We’ve bet on well supported open source projects like Google’s V8. Following an upgrade from Node.js v6 to v8, this bet has paid off. Our latencies are more consistent and our global infrastructure server costs have gone down by almost 40%.
At Ably Realtime, a distributed pub/sub messaging platform, we use a wide array of technologies in our realtime stack including Elixir, Go and Node.js. Whilst Node.js is not often our first choice for new services, our core routing and front-end layers are built with Node.js, which, in spite of some well known shortcomings, continues to serve us very well.
Whilst we are continuously optimizing our infrastructure running costs, there is always a trade-off between allocating engineering resource to focus on new revenue (features) vs reducing costs (optimizing performance).
In the majority of cases, for our high growth tech business, revenue growth is where our focus lies. Fortunately though, as we have bet on a number of underlying technologies that are incredibly well supported by the community, we continue to get material cost reductions without much engineering effort.
Case in point is a recent Node.js upgrade from v6 to v8. As an effect of that, we have seen two significant improvements:
Under load, performance is less spikey and more predictable
In the graph below, you’ll see that in our clusters containing 100s of nodes, during the busiest times we saw nodes spiking to nearly 100% for brief periods in spite of the mean CPU utilization sitting at around the 50% mark.
Yet once we completed the upgrade to Node.js v8, with comparable load on the cluster, we see far more predictable performance without the spikes:
Bang for our buck has vastly improved: circa 40% real world saving
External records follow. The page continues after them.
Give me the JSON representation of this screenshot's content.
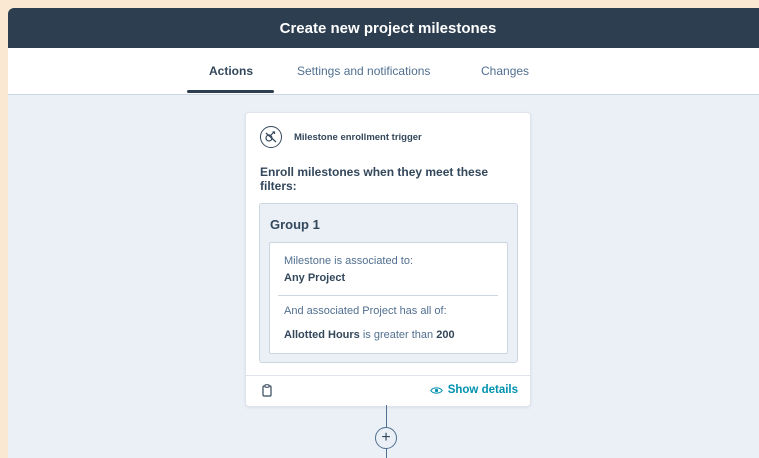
{
  "window": {
    "title": "Create new project milestones"
  },
  "tabs": [
    {
      "label": "Actions",
      "active": true
    },
    {
      "label": "Settings and notifications",
      "active": false
    },
    {
      "label": "Changes",
      "active": false
    }
  ],
  "trigger_card": {
    "icon": "unlink-icon",
    "header": "Milestone enrollment trigger",
    "description": "Enroll milestones when they meet these filters:",
    "group": {
      "title": "Group 1",
      "filter_1_label": "Milestone is associated to:",
      "filter_1_value": "Any Project",
      "filter_2_label": "And associated Project has all of:",
      "filter_2_property": "Allotted Hours",
      "filter_2_operator": " is greater than ",
      "filter_2_value": "200"
    },
    "footer": {
      "delete_icon": "clipboard-icon",
      "show_details_label": "Show details",
      "show_details_icon": "eye-icon"
    }
  },
  "add_action": {
    "icon": "plus-icon"
  },
  "colors": {
    "header_bg": "#2d3e50",
    "canvas_bg": "#eaf0f6",
    "link": "#0091ae",
    "page_bg": "#fbe8d2"
  }
}
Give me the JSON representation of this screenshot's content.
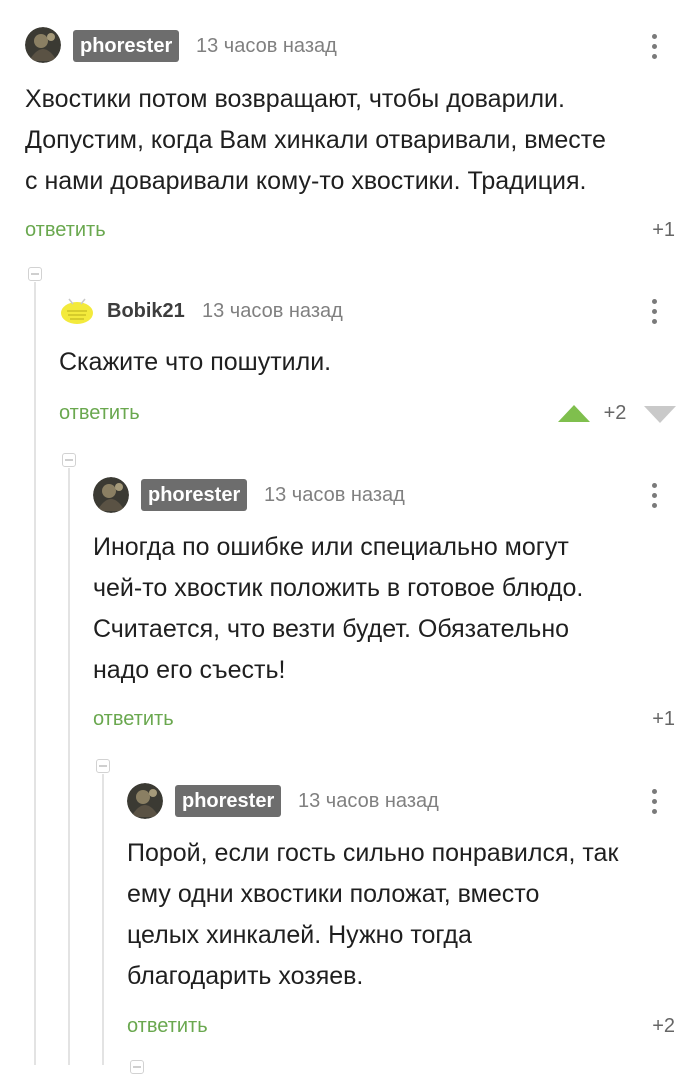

When we performed load testing in our lab on Node.js v6 vs Node.js v8, we saw that in the said region, there was a 10% increase in performance. This is not all that surprising as the v8 performance improvements are well known. However, once we tested v8 in one of our isolated clusters servicing real world production traffic, the benefits were far more significant. Whilst Google V8’s TurboFan and Ignition gave us the ability to increase the rate of operations on the same underlying hardware, the improvements mentioned above (that made the performance more predictably smooth on each node) gave us more confidence in regards to the true spare capacity we had in each cluster. As such, we were able to run with less nodes under most conditions.
As you can see below, in one of our busier clusters running Node.js v8, we were able to reduce our raw server costs by circa 40–50%:
If performance matters, then bet on technology that has the engineering muscle and drive to continuously optimize, so you don’t have to.
Whilst the benefits we experienced from this upgrade could be considered to be a lucky win for us, we don’t see it that way. Building an Internet-scale system without Google-scale resources, requires a strategic approach to your technology choices. If you focus on projects that have a community of engineers focused on improving performance, then you’re bound to have some luck along the way.
If we started again from scratch today, we’d probably not be using Node.js as extensively as we use it now. However, in 2013 when we started Ably Realtime, we chose Node.js for our core routing layer as it provided us with technology well suited to the high I/O workloads. It also encouraged rapid development cycles, and at the time the technology performed well versus other similar technologies.
One bet we took when choosing Node.js, was that over time, it would continue to get faster, and it has, significantly so. That’s no surprise, of course, given the Google V8 engine is used in their Chrome browser. Since 2015, there’s been an average of around 20,000 lines of code changing each week in the V8 engine. That’s a mammoth amount of effort from a highly skilled engineering team.
We’ve made similar bets with other technologies we’ve chosen, which also have a large group of contributors focused not just on features, but also on continuous performance optimizations such as:
- gRPC for our RPC layer (again sponsored by Google)
- Cassandra for our persistence layer
- Golang for our network services and workers
Some additional notes:
- For those astute readers, you may be wondering why we took so long to upgrade to Node v8 when it’s been out for over a year. The underlying reason is that we provide a service where our customers expect us to be up 100% of the time, so our approach to third party dependencies is, where possible, to use very stable and well supported versions. In the case of Node v8, the LTS version was only officially released at the end of 2017.
- We realized some time back that the most likely reason we would not be able to honor 100% uptime aims, would be due to a software fault, not a hardware, infrastructure, or a network fault. Our infrastructure has redundancy in every layer of the service, which is how we are able to ensure continuity in spite of hardware and network failures. However, that infrastructure offers no protection from a software fault that is deployed globally. As such, we localize changes to infrastructure on a per region basis to minimize the impact of changes, and do the same for our software changes. However, when it comes to dependencies we upgrade, we always tread very carefully as it’s not practical to understand, in depth, the changes that have been made upstream. As a result, our approach to dependency updates is slower, requires more testing, and is deployed in stages from one instance, to one cluster, and then onto the global service. This allows us to measure the impact of a change of a dependency in terms of latency, errors, resource utilization before we decide to roll it out more widely.
- Rising Stack have kindly summarized the most significant changes in Node v8.
- Node v10.4 and V8 6.7 is looking like it’s going to significantly improve GC performance as a result of concurrent marking. We’ll post an update once the changes land in an LTS version of Node.